Job not ensured
Lawmakers and Gov. Jay Inslee have called on Insurance Commissioner Mike Kreidler to resign after he fired an employee who came forward with allegations about inappropriate behavior and comments from the commissioner earlier this year.
The Seattle Times first reported in April 2022 that Kreidler had made comments during a job interview for a high-level staff position that she considered racist. Other staff members also alleged that Kreidler had used slurs about a person of color and a derogatory term about transgender people.
In a statement, Inslee said that, despite Kreidler’s commitment to “learning and doing better,” the firing of a staff person who came forward about the commissioner’s behavior showed that he had not done so.
“Commissioner Kreidler assured his employees and the public he would work to improve his relationship with staff, but instead he terminated an employee who spoke out about these issues,” Inslee said. “All staff deserve respect regardless of their at-will status. Therefore it’s my belief we need different leadership in this position and I believe he should resign.”
Kreidler does not intend to step down, the Times reported. Voters have reelected Kreidler to office since 2001.
The King County Auditor recommended that the King County Sheriff’s Office (KCSO) take steps to reduce racial disparities in use of force and arrests by collecting more data when law enforcement officers stop people while responding to a call for service. The office also suggested that the county “use lessons learned from other large metropolitan areas to increase the chances of success for a pilot of policing alternatives.”
KCSO takes approximately 350,000 calls for service each year, a number that includes 911 calls and calls begun by officers. However, the race of people who officers stopped was only recorded in 4 percent of cases.

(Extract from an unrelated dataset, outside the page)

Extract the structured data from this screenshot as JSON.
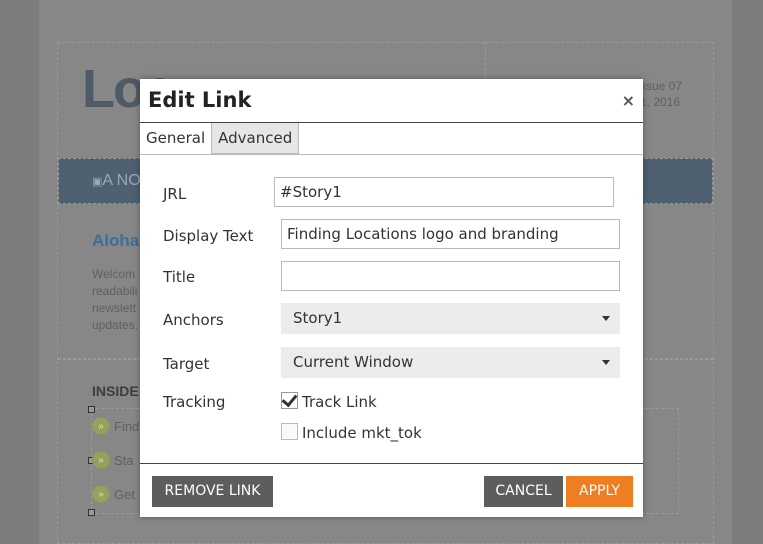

The Auditor’s Office noted that King County code could limit when officers collect information on race but also wrote that the data entry system for calls for service doesn’t include a field that would allow officers to record the race of the person contacted.
Even in the small percentage of cases in which race was recorded, the Auditor’s Office found disparities in use of force and arrests.
“People and officers reported Black people as suspects and officers arrested Black people at rates nearly four times higher than expected given their proportion of the county population,” the report reads. “Few calls resulted in uses of force, however we found that, overall, White officers as a group used force twice as often as Black or Asian officers.”
Officers used force against Black and Hispanic people more often than against white people, the report reads.
Read more of the Jun 22-28, 2022 issue.